### Problem statement
Reproduce the full listing below exactly. Do not include the pictures.

──────── Record excerpts ────────

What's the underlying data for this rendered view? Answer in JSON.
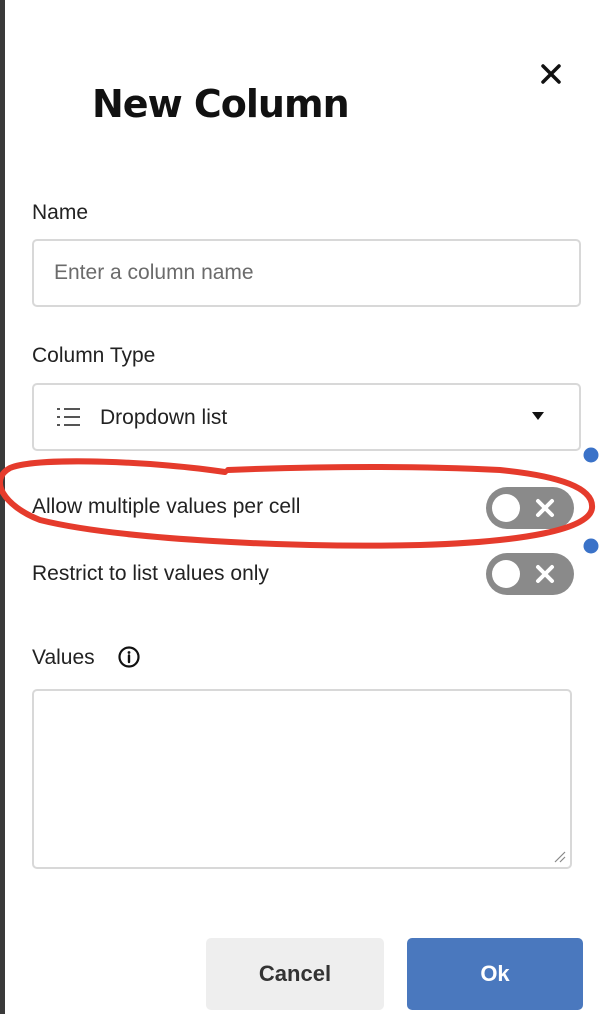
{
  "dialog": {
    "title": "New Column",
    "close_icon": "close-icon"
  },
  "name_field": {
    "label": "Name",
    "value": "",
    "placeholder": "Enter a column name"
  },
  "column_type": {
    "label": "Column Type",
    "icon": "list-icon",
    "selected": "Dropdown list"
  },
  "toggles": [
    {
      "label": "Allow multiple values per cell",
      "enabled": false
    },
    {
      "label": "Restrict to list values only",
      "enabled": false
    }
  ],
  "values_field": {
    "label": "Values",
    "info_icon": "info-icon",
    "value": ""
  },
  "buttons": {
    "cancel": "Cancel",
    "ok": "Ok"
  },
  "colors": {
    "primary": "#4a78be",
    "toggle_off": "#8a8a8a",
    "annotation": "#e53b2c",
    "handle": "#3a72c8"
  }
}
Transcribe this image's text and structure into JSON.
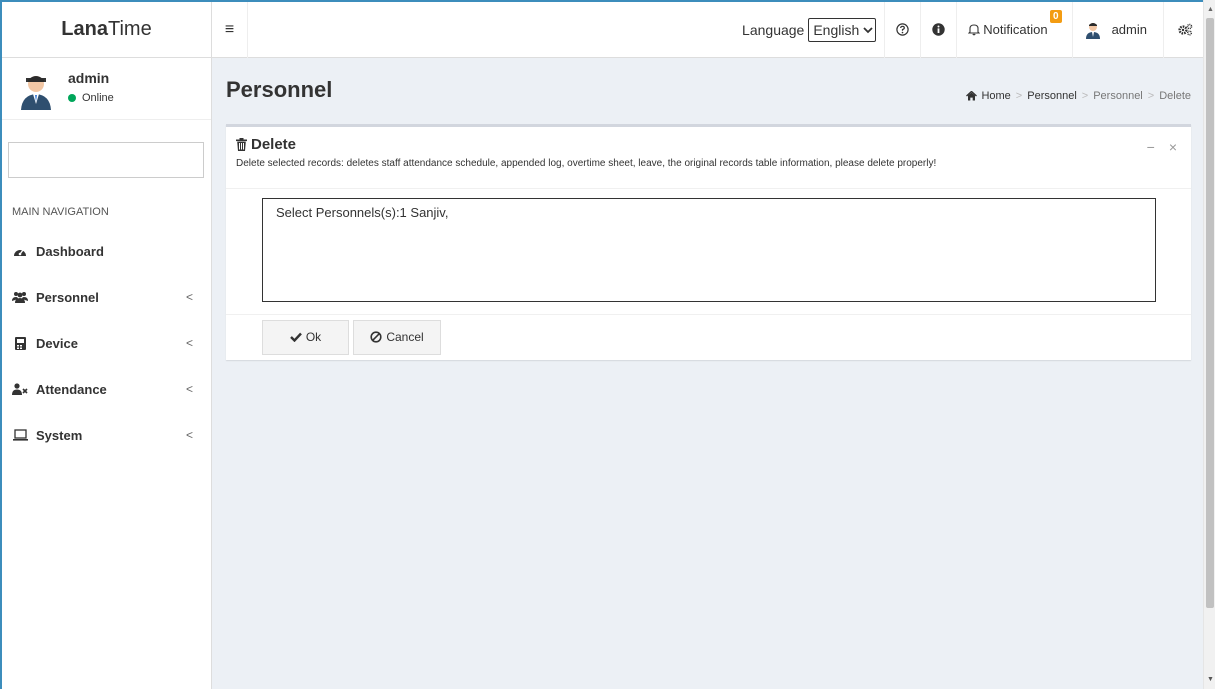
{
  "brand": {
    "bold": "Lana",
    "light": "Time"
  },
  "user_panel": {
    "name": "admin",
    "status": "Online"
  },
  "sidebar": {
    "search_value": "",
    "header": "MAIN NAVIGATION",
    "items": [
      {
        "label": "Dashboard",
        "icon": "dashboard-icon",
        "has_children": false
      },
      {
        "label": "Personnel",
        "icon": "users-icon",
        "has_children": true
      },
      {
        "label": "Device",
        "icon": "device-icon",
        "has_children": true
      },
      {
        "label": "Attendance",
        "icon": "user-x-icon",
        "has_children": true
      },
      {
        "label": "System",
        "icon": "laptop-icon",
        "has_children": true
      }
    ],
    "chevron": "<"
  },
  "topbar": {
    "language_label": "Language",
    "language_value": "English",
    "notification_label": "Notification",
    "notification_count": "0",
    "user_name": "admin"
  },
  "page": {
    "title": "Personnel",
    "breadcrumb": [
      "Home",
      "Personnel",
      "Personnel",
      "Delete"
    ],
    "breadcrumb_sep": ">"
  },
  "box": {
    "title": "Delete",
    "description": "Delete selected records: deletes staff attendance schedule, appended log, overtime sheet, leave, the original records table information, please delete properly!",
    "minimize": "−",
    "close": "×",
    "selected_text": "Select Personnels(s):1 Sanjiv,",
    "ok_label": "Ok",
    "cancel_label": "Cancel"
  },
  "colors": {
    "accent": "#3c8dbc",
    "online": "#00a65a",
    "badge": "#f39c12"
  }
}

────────

### Solution to this task
What's the underlying data for this rendered view? Answer in JSON.
{
  "dialog": {
    "title": "New Column",
    "close_icon": "close-icon"
  },
  "name_field": {
    "label": "Name",
    "value": "",
    "placeholder": "Enter a column name"
  },
  "column_type": {
    "label": "Column Type",
    "icon": "list-icon",
    "selected": "Dropdown list"
  },
  "toggles": [
    {
      "label": "Allow multiple values per cell",
      "enabled": false
    },
    {
      "label": "Restrict to list values only",
      "enabled": false
    }
  ],
  "values_field": {
    "label": "Values",
    "info_icon": "info-icon",
    "value": ""
  },
  "buttons": {
    "cancel": "Cancel",
    "ok": "Ok"
  },
  "colors": {
    "primary": "#4a78be",
    "toggle_off": "#8a8a8a",
    "annotation": "#e53b2c",
    "handle": "#3a72c8"
  }
}
Transcribe this image's text and structure into JSON.
{
  "brand": {
    "bold": "Lana",
    "light": "Time"
  },
  "user_panel": {
    "name": "admin",
    "status": "Online"
  },
  "sidebar": {
    "search_value": "",
    "header": "MAIN NAVIGATION",
    "items": [
      {
        "label": "Dashboard",
        "icon": "dashboard-icon",
        "has_children": false
      },
      {
        "label": "Personnel",
        "icon": "users-icon",
        "has_children": true
      },
      {
        "label": "Device",
        "icon": "device-icon",
        "has_children": true
      },
      {
        "label": "Attendance",
        "icon": "user-x-icon",
        "has_children": true
      },
      {
        "label": "System",
        "icon": "laptop-icon",
        "has_children": true
      }
    ],
    "chevron": "<"
  },
  "topbar": {
    "language_label": "Language",
    "language_value": "English",
    "notification_label": "Notification",
    "notification_count": "0",
    "user_name": "admin"
  },
  "page": {
    "title": "Personnel",
    "breadcrumb": [
      "Home",
      "Personnel",
      "Personnel",
      "Delete"
    ],
    "breadcrumb_sep": ">"
  },
  "box": {
    "title": "Delete",
    "description": "Delete selected records: deletes staff attendance schedule, appended log, overtime sheet, leave, the original records table information, please delete properly!",
    "minimize": "−",
    "close": "×",
    "selected_text": "Select Personnels(s):1 Sanjiv,",
    "ok_label": "Ok",
    "cancel_label": "Cancel"
  },
  "colors": {
    "accent": "#3c8dbc",
    "online": "#00a65a",
    "badge": "#f39c12"
  }
}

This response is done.